[Component data from apps and pages]
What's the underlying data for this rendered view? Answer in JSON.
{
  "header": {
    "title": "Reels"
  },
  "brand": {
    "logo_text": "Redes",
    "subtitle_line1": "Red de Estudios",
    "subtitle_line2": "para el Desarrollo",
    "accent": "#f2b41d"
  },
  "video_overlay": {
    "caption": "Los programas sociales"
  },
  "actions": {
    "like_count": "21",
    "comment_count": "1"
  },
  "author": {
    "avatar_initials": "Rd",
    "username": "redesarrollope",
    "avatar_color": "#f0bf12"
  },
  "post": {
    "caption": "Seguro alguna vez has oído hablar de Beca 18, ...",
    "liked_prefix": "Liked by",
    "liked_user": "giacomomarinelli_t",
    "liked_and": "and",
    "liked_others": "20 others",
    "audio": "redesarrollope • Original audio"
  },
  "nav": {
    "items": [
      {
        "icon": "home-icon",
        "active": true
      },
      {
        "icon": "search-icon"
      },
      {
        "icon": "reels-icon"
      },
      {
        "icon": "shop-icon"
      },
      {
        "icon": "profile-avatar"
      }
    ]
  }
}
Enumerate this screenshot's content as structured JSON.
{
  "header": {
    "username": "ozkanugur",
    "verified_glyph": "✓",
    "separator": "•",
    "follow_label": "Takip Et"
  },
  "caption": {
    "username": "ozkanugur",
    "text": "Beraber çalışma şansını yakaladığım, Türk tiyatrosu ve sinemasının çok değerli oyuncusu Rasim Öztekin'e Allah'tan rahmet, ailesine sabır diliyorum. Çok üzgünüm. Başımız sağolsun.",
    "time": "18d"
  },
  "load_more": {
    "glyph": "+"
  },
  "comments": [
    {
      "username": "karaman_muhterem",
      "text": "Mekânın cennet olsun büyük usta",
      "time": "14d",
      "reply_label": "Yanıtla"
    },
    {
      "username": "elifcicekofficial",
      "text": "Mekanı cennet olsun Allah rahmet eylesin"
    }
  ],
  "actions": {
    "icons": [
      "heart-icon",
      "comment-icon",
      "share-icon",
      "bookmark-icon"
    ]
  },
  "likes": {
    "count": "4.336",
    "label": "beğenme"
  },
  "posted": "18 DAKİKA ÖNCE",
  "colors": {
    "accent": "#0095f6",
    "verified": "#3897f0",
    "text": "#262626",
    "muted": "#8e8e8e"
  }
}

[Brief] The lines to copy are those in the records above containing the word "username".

[Solution for this task]
    "username": "redesarrollope",
    "username": "ozkanugur",
    "username": "ozkanugur",
      "username": "karaman_muhterem",
      "username": "elifcicekofficial",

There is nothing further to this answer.